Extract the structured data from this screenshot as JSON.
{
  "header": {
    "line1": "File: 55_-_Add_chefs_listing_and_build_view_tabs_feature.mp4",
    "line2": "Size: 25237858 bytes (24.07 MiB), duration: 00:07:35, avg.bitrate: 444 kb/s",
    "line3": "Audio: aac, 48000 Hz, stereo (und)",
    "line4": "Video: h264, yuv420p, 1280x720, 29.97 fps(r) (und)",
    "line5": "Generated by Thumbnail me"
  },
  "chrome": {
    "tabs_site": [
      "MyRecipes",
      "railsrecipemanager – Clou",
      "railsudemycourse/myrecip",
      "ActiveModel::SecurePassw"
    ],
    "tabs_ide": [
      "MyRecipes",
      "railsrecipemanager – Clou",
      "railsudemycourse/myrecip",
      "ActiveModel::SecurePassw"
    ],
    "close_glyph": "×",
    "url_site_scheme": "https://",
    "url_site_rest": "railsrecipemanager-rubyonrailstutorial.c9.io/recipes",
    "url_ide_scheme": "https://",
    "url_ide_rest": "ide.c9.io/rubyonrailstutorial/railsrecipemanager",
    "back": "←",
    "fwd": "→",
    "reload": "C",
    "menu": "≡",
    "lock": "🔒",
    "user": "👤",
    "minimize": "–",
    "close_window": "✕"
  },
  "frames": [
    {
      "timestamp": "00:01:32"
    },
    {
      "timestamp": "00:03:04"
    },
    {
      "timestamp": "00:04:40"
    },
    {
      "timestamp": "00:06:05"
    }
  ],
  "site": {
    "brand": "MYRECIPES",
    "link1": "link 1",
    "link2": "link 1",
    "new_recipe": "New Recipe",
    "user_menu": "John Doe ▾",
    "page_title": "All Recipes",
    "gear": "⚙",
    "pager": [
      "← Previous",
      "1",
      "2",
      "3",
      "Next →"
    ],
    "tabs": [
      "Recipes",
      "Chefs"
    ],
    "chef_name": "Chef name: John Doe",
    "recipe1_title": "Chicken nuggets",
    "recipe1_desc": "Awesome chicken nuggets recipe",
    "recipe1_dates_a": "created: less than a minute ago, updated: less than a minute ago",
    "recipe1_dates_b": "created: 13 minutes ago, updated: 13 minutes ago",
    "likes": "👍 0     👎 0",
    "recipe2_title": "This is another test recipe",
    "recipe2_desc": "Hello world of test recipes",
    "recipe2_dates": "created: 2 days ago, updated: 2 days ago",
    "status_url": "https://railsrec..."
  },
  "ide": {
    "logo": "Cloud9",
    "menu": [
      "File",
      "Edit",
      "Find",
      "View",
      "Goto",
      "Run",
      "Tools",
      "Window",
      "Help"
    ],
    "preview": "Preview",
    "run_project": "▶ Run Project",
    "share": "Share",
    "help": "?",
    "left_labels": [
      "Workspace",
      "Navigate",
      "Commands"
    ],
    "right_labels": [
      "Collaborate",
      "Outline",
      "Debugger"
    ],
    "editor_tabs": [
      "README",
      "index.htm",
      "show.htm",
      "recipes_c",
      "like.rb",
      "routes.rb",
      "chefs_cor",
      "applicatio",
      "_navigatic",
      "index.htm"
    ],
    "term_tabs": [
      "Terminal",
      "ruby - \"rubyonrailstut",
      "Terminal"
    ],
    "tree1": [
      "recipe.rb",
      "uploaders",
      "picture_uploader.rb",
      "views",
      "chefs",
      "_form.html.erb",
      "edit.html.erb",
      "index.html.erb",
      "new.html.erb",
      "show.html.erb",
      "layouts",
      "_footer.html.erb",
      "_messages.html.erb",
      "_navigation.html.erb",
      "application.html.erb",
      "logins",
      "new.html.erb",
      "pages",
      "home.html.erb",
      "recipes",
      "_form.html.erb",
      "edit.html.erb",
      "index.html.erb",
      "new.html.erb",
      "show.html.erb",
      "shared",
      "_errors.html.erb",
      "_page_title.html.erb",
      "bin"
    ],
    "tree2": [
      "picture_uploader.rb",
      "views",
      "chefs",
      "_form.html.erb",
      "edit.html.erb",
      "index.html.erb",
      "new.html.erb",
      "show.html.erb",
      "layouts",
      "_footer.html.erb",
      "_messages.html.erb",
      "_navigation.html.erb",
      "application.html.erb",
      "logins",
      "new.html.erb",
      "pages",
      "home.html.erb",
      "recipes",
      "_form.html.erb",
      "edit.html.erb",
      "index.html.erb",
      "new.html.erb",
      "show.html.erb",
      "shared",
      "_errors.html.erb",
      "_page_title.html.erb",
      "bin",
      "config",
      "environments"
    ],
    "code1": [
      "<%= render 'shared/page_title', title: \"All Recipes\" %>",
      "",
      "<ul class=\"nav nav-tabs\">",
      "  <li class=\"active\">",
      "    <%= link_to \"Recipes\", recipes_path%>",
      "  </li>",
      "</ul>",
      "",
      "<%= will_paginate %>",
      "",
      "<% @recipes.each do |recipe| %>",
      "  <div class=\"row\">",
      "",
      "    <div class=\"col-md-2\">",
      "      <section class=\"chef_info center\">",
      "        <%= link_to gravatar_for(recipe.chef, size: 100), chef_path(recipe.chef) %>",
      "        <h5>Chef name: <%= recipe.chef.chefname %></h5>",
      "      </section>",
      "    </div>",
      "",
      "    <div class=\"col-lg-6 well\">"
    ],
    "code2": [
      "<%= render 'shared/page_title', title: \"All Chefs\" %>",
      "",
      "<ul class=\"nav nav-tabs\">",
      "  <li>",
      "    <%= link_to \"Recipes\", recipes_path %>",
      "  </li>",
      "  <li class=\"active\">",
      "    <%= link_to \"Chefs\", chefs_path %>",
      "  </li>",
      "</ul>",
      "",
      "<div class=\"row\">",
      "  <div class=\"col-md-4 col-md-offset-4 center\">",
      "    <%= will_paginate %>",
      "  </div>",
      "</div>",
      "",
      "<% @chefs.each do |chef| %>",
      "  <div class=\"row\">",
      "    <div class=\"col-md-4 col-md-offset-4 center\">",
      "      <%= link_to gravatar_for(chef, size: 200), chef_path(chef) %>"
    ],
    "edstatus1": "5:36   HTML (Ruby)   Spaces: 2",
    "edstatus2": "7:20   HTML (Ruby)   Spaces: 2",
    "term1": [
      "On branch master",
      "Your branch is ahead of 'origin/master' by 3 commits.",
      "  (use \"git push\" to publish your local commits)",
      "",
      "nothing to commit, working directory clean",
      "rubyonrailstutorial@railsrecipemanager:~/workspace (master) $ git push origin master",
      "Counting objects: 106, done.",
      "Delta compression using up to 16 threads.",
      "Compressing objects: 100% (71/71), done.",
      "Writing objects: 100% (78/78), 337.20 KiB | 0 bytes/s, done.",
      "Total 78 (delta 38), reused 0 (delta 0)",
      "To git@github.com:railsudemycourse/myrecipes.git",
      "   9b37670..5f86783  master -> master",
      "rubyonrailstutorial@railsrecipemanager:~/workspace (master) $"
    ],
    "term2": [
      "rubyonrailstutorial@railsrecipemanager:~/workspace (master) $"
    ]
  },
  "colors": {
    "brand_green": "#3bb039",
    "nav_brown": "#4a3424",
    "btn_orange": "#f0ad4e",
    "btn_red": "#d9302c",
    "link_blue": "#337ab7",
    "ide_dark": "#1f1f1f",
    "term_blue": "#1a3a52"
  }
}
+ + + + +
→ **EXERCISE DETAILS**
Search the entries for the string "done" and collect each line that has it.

→ **EXPECTED ANSWER**
      "Counting objects: 106, done.",
      "Compressing objects: 100% (71/71), done.",
      "Writing objects: 100% (78/78), 337.20 KiB | 0 bytes/s, done.",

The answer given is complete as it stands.